**Exercise directions**
Will you output all of the data below exactly, omitting the images?

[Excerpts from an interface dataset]
________
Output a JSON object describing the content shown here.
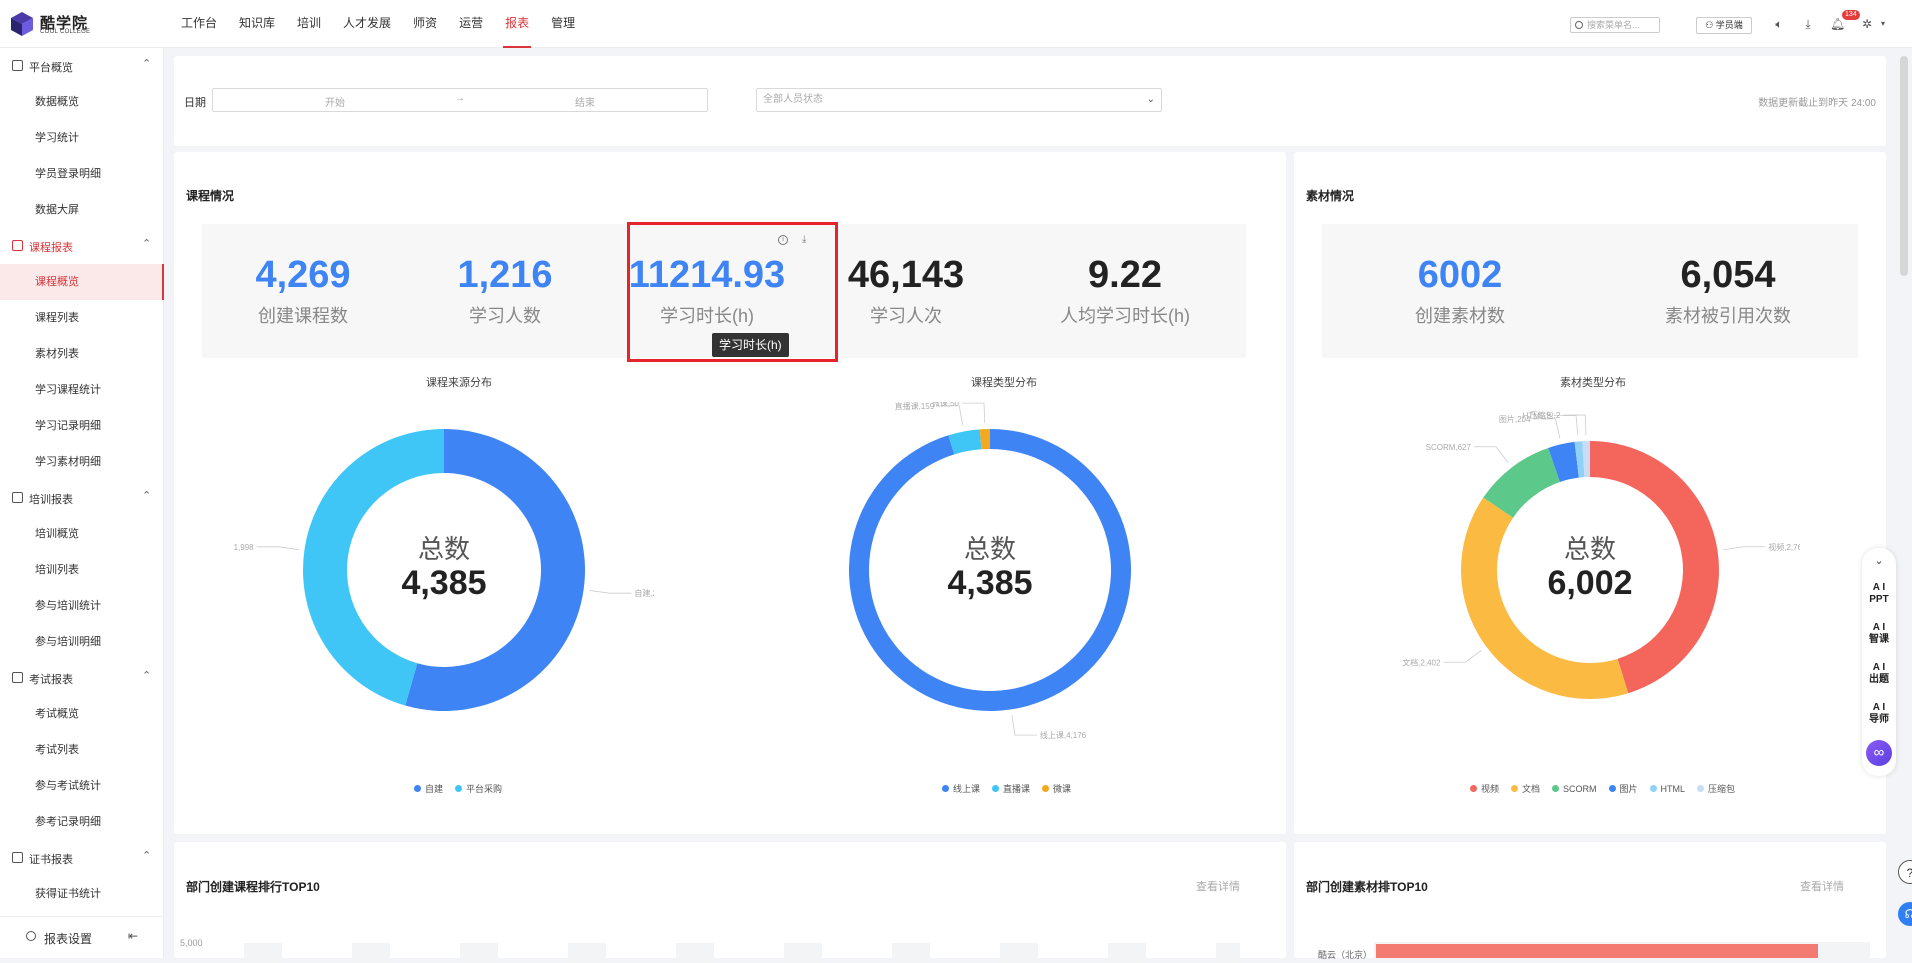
{
  "app": {
    "name": "酷学院",
    "name_en": "COOL COLLEGE"
  },
  "nav": {
    "items": [
      "工作台",
      "知识库",
      "培训",
      "人才发展",
      "师资",
      "运营",
      "报表",
      "管理"
    ],
    "active": 6
  },
  "header": {
    "search_placeholder": "搜索菜单名...",
    "learner_label": "学员端",
    "notif_count": "134"
  },
  "sidebar": {
    "groups": [
      {
        "label": "平台概览",
        "items": [
          "数据概览",
          "学习统计",
          "学员登录明细",
          "数据大屏"
        ]
      },
      {
        "label": "课程报表",
        "items": [
          "课程概览",
          "课程列表",
          "素材列表",
          "学习课程统计",
          "学习记录明细",
          "学习素材明细"
        ]
      },
      {
        "label": "培训报表",
        "items": [
          "培训概览",
          "培训列表",
          "参与培训统计",
          "参与培训明细"
        ]
      },
      {
        "label": "考试报表",
        "items": [
          "考试概览",
          "考试列表",
          "参与考试统计",
          "参考记录明细"
        ]
      },
      {
        "label": "证书报表",
        "items": [
          "获得证书统计"
        ]
      }
    ],
    "footer": "报表设置"
  },
  "filter": {
    "date_label": "日期",
    "start_placeholder": "开始",
    "arrow": "→",
    "end_placeholder": "结束",
    "status_placeholder": "全部人员状态",
    "update_note": "数据更新截止到昨天 24:00"
  },
  "course": {
    "title": "课程情况",
    "stats": [
      {
        "value": "4,269",
        "label": "创建课程数"
      },
      {
        "value": "1,216",
        "label": "学习人数"
      },
      {
        "value": "11214.93",
        "label": "学习时长(h)"
      },
      {
        "value": "46,143",
        "label": "学习人次"
      },
      {
        "value": "9.22",
        "label": "人均学习时长(h)"
      }
    ],
    "tooltip": "学习时长(h)"
  },
  "material": {
    "title": "素材情况",
    "stats": [
      {
        "value": "6002",
        "label": "创建素材数"
      },
      {
        "value": "6,054",
        "label": "素材被引用次数"
      }
    ]
  },
  "charts": {
    "total_label": "总数",
    "colors": {
      "blue": "#3e84f5",
      "cyan": "#40c6f6",
      "orange": "#f6a81c",
      "red": "#f4665c",
      "yellow": "#fbbb42",
      "green": "#5cc98a",
      "lightblue": "#8fd1f9"
    },
    "legend_source": [
      "自建",
      "平台采购"
    ],
    "legend_type": [
      "线上课",
      "直播课",
      "微课"
    ],
    "legend_material": [
      "视频",
      "文档",
      "SCORM",
      "图片",
      "HTML",
      "压缩包"
    ]
  },
  "chart_data": [
    {
      "type": "pie",
      "title": "课程来源分布",
      "total": "4,385",
      "slices": [
        {
          "name": "自建",
          "value": 2387,
          "label": "自建,2,387"
        },
        {
          "name": "平台采购",
          "value": 1998,
          "label": "平台采购,1,998"
        }
      ]
    },
    {
      "type": "pie",
      "title": "课程类型分布",
      "total": "4,385",
      "slices": [
        {
          "name": "线上课",
          "value": 4176,
          "label": "线上课,4,176"
        },
        {
          "name": "直播课",
          "value": 159,
          "label": "直播课,159"
        },
        {
          "name": "微课",
          "value": 50,
          "label": "微课,50"
        }
      ]
    },
    {
      "type": "pie",
      "title": "素材类型分布",
      "total": "6,002",
      "slices": [
        {
          "name": "视频",
          "value": 2764,
          "label": "视频,2,764"
        },
        {
          "name": "文档",
          "value": 2402,
          "label": "文档,2,402"
        },
        {
          "name": "SCORM",
          "value": 627,
          "label": "SCORM,627"
        },
        {
          "name": "图片",
          "value": 204,
          "label": "图片,204"
        },
        {
          "name": "HTML",
          "value": 3,
          "label": "HTML,3"
        },
        {
          "name": "压缩包",
          "value": 2,
          "label": "压缩包,2"
        }
      ]
    }
  ],
  "rank": {
    "course_title": "部门创建课程排行TOP10",
    "material_title": "部门创建素材排TOP10",
    "more": "查看详情",
    "axis_top": "5,000",
    "dept_label": "酷云（北京）"
  },
  "ai": {
    "items": [
      "A I\nPPT",
      "A I\n智课",
      "A I\n出题",
      "A I\n导师"
    ]
  }
}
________
**Response to this task**
Output a JSON object describing the content shown here.
{
  "app": {
    "name": "酷学院",
    "name_en": "COOL COLLEGE"
  },
  "nav": {
    "items": [
      "工作台",
      "知识库",
      "培训",
      "人才发展",
      "师资",
      "运营",
      "报表",
      "管理"
    ],
    "active": 6
  },
  "header": {
    "search_placeholder": "搜索菜单名...",
    "learner_label": "学员端",
    "notif_count": "134"
  },
  "sidebar": {
    "groups": [
      {
        "label": "平台概览",
        "items": [
          "数据概览",
          "学习统计",
          "学员登录明细",
          "数据大屏"
        ]
      },
      {
        "label": "课程报表",
        "items": [
          "课程概览",
          "课程列表",
          "素材列表",
          "学习课程统计",
          "学习记录明细",
          "学习素材明细"
        ]
      },
      {
        "label": "培训报表",
        "items": [
          "培训概览",
          "培训列表",
          "参与培训统计",
          "参与培训明细"
        ]
      },
      {
        "label": "考试报表",
        "items": [
          "考试概览",
          "考试列表",
          "参与考试统计",
          "参考记录明细"
        ]
      },
      {
        "label": "证书报表",
        "items": [
          "获得证书统计"
        ]
      }
    ],
    "footer": "报表设置"
  },
  "filter": {
    "date_label": "日期",
    "start_placeholder": "开始",
    "arrow": "→",
    "end_placeholder": "结束",
    "status_placeholder": "全部人员状态",
    "update_note": "数据更新截止到昨天 24:00"
  },
  "course": {
    "title": "课程情况",
    "stats": [
      {
        "value": "4,269",
        "label": "创建课程数"
      },
      {
        "value": "1,216",
        "label": "学习人数"
      },
      {
        "value": "11214.93",
        "label": "学习时长(h)"
      },
      {
        "value": "46,143",
        "label": "学习人次"
      },
      {
        "value": "9.22",
        "label": "人均学习时长(h)"
      }
    ],
    "tooltip": "学习时长(h)"
  },
  "material": {
    "title": "素材情况",
    "stats": [
      {
        "value": "6002",
        "label": "创建素材数"
      },
      {
        "value": "6,054",
        "label": "素材被引用次数"
      }
    ]
  },
  "charts": {
    "total_label": "总数",
    "colors": {
      "blue": "#3e84f5",
      "cyan": "#40c6f6",
      "orange": "#f6a81c",
      "red": "#f4665c",
      "yellow": "#fbbb42",
      "green": "#5cc98a",
      "lightblue": "#8fd1f9"
    },
    "legend_source": [
      "自建",
      "平台采购"
    ],
    "legend_type": [
      "线上课",
      "直播课",
      "微课"
    ],
    "legend_material": [
      "视频",
      "文档",
      "SCORM",
      "图片",
      "HTML",
      "压缩包"
    ]
  },
  "chart_data": [
    {
      "type": "pie",
      "title": "课程来源分布",
      "total": "4,385",
      "slices": [
        {
          "name": "自建",
          "value": 2387,
          "label": "自建,2,387"
        },
        {
          "name": "平台采购",
          "value": 1998,
          "label": "平台采购,1,998"
        }
      ]
    },
    {
      "type": "pie",
      "title": "课程类型分布",
      "total": "4,385",
      "slices": [
        {
          "name": "线上课",
          "value": 4176,
          "label": "线上课,4,176"
        },
        {
          "name": "直播课",
          "value": 159,
          "label": "直播课,159"
        },
        {
          "name": "微课",
          "value": 50,
          "label": "微课,50"
        }
      ]
    },
    {
      "type": "pie",
      "title": "素材类型分布",
      "total": "6,002",
      "slices": [
        {
          "name": "视频",
          "value": 2764,
          "label": "视频,2,764"
        },
        {
          "name": "文档",
          "value": 2402,
          "label": "文档,2,402"
        },
        {
          "name": "SCORM",
          "value": 627,
          "label": "SCORM,627"
        },
        {
          "name": "图片",
          "value": 204,
          "label": "图片,204"
        },
        {
          "name": "HTML",
          "value": 3,
          "label": "HTML,3"
        },
        {
          "name": "压缩包",
          "value": 2,
          "label": "压缩包,2"
        }
      ]
    }
  ],
  "rank": {
    "course_title": "部门创建课程排行TOP10",
    "material_title": "部门创建素材排TOP10",
    "more": "查看详情",
    "axis_top": "5,000",
    "dept_label": "酷云（北京）"
  },
  "ai": {
    "items": [
      "A I\nPPT",
      "A I\n智课",
      "A I\n出题",
      "A I\n导师"
    ]
  }
}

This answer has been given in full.